Start it up and it certainly feels that way. Refinement is improved, in that what you hear is no longer a truck-like rattle, but instead a softer rumble, but you still feel many vibrations through the tall gear lever. Idle is quiet enough and it only really raises its voice once you’re past 1,500rpm. It shares the strengths and weaknesses of the TUV’s mHawk80. It’s incredibly responsive off the line, which should make the NuvoSport easy to scoot in and out of gaps in traffic with, and torque low down is abundant in general. It’s also surprisingly smooth at lower engine speeds. However, it runs out of breath very quickly, and doesn’t have much of a top end at all. You can rev it all the way to 5,000rpm, but at that point it’s mostly just noise and nothing else. You really have to move up a gear at about 3,800rpm to make smooth continuous progress. In isolation, the NuvoSport doesn’t immediately feel like it has 20 more horsepower than the TUV300, but we’ll have to drive them back to back to be sure.
The other addition is the option of an AMT gearbox on the top two trims. Mahindra has co-developed this gearbox with Ricardo, and the first one, which we saw on the TUV300, was a big disappointment. The company has since reworked the software to “better suit Indian driving styles” and it’s this updated version that features on the NuvoSport. We only got to try it on Mahindra’s test track, but it does seem a little bit smoother than before. However, the creep function is still a little reluctant, and thanks to the weight of the car, it’s still a little nerve-wracking to do a hill start with the AMT.

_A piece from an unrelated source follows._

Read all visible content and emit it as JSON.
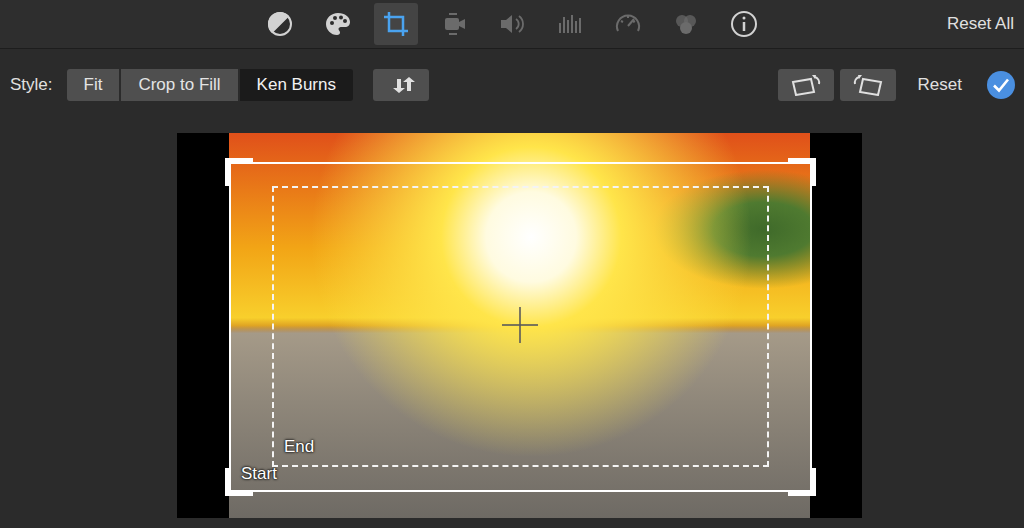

The new chassis has helped dynamics a little bit, but you can’t cheat physics – this is still a tall, heavy, boxy ladder-frame SUV, and it comes with the associated shortcomings. The tall driving position does give you a commanding view out, but the high dashboard and tapering nose mean, surprisingly, it’s not easy to see where the bonnet ends. There is, as you’d expect, a lot of body roll and the steering feels rubbery and inconsistent. I know this isn’t a hot hatchback, but the simple fact is, monocoque SUV rivals are just so much better to drive. Ride quality is much better than the Quanto thanks to the new chassis, but the setup is on the soft side. So while it can iron out smaller bumps and potholes really well, larger bumps create a bigger upset. And as you pick up the pace, you’ll feel a lot of movement inside the cabin; in fact, hit a rough patch at highway speeds and your passengers will be tossed around quite a lot.
Should I buy one?
As an attempt to breathe life back into a less-than-stellar product – the Quanto – the NuvoSport has done a great job. But then, with a new chassis, new engine and new automatic gearbox, it’s practically an all-new car. Sadly it’s had to retain some of the Quanto’s biggest sore points – most notably the aged, lacklustre cabin and the boxy shape. The bigger question is, where does it fit into the compact SUV class, especially since the TUV300 already exists? The TUV’s marketing focuses on the SUV’s toughness, while the NuvoSport’s is focused on lifestyle, so clearly the latter is positioned slightly higher – something that’s confirmed by its price of Rs 7.35-9.76 lakh (ex-showroom, Thane). This means the NuvoSport is meant to be a stronger rival to the Maruti Vitara Brezza and Ford EcoSport. Sure, it looks unique, it’s got loads of space, and it’s comfy at low speeds, but apart from that, it’s not got enough strengths to really give fight to its modern competition. The TUV300 stood out for being something different – a tough, ladder-frame SUV in a class of car-like monocoques. It was a small niche that the NuvoSport is now also trying to squeeze into. But for the premium, it really doesn’t bring enough extra to the table.